How To Avoid Another ‘Anti SJW’ Backlash
Today, I want to talk about a rather controversial topic: the so-called anti-SJW movement that existed between approximately 2012 to 2018. The anti-SJW movement has been credited, or blamed, depending on your angle, for some of the important political events during that time, most notably the Brexit vote and the election of Donald Trump. According to some analyses, it could also have slowed down or confused certain social justice movements. Therefore, it was indeed an important part of recent Western politics. While that movement is certainly over by now, I think it is important to revisit it to learn some lessons, to see how things can be done better in the future.
Personally, I have mixed feelings about that movement, as it had both more reasonable people as well as outrightly reactionary people in it. The first group were mainly liberals or moderates who expressed skepticism about certain things social justice activists were pushing for at the time, and the second group were basically the kind of people who were against any and all change. My focus is on the first group, why they had the reaction they had, and what lessons it can teach us about social change.
Let’s face it. The Anti-SJW movement was basically a backlash to the demands and tactics of the social justice activists at that time. Given that the backlash to certain social justice movements is still on the increase, there is real worry that there could be a much bigger backlash wave against all demands for progressive reform, in the not too distant future. Many people, including even moderate conservatives, are now truly worried that the pendulum would swing too hard the other way, leading to a period of severe reactionarism the likes we haven’t seen in the West for many decades. To prevent this outcome, I think we must study what has caused the backlash, and what needs to be done in order to calm it down.
I don’t deny that some people involved in the Anti-SJW movement, and the broader backlash to social justice recently, are truly racist, sexist, homophobic, or otherwise bigoted. However, many anti-SJWs clearly didn’t fit this description. Instead, they appeared to be worried that important parts of the long standing social contract of Western society were being eroded. These included things like free speech, freedom of conscience, and most importantly, individual moral responsibility. The Western moral code is based on an individualistic view of moral responsibility, and any moral collectivism, for example labelling an entire race or gender as oppressors, is inherently incompatible with this. It only makes sense that people would staunchly defend our individualistic morality, because a culture’s moral code is a long term development that cannot be easily replaced. Once a civilization’s long standing moral code has been compromised, it could lead to a complete collapse in morality itself. Real social justice can only be achieved by respecting the fundamentals of our moral code, and this excludes oppressor vs oppressed theories based on collective responsibility.
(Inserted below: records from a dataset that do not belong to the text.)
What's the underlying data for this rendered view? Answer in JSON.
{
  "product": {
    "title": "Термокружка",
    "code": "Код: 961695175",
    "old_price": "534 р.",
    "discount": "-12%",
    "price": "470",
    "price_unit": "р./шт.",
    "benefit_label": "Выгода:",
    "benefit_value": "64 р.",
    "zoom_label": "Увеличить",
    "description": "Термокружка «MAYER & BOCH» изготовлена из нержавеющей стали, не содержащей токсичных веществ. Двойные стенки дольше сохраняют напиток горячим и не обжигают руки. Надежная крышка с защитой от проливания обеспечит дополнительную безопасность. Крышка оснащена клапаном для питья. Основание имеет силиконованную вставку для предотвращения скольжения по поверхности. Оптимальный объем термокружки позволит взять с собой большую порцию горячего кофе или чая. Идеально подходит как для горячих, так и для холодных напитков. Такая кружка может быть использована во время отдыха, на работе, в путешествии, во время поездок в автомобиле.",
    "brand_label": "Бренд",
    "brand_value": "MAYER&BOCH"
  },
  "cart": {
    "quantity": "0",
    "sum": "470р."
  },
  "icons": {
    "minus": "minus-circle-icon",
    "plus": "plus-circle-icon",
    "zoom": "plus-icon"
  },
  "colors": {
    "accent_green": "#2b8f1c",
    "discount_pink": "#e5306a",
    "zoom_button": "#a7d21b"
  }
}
Another problem with some recent social justice demands is that they are antagonistic to long-standing social norms, even where they don’t need to be. There is sometimes a deliberate attempt to challenge, invalidate, or otherwise subvert many social norms, even where it doesn’t clearly lead to more social justice. I think this is due to the heavy influence from radical academic theories like social constructionism, deconstructionism, and postmodernism more generally. I believe this approach is fundamentally misguided. It is based too much on abstract philosophy, and not on real world practicality. In the real world, social norms are an important part of social life. Using a functionalist sociological lens, we can often see that they fulfill important social functions, particularly around integration and pattern maintenance. Without these norms, social cohesion could fall apart. Hence, most people value social norms, and will defend them from unjustified attacks. I’m not saying that social norms don’t need to be changed or updated from time to time. What I’m saying is that, this must be a careful and well justified process. The mass deconstruction of social norms leads to potential instability, and would naturally be met with backlash. Instead, I suggest a much less invasive approach: only the social norms that actually adversely affect minorities should be changed, and they should be changed to the least extent needed to resolve the problem.
In conclusion, while the anti-SJW movement did have some bad people in it, there was also a genuine concern from many good people, about the way social justice activists were operating. This was because social justice activism became heavily influenced by academic theories based on abstract philosophy, that disrespects the fundamentals of the Western moral code, as well as the many social norms that keep our society functional. This risks creating massive backlash, and is clearly not the way to pursue social justice. Instead, we should aim to build a broad consensus for any necessary social change, and this consensus can only come about if we respect the foundations of the society we live in.
TaraElla is a singer-songwriter and author, who recently published her autobiography The TaraElla Story, in which she described the events that inspired her writing.
She is also the author of the Moral Libertarian Horizon books, which argue that liberalism is still the most moral and effective value system for Western democracies in the 21st century.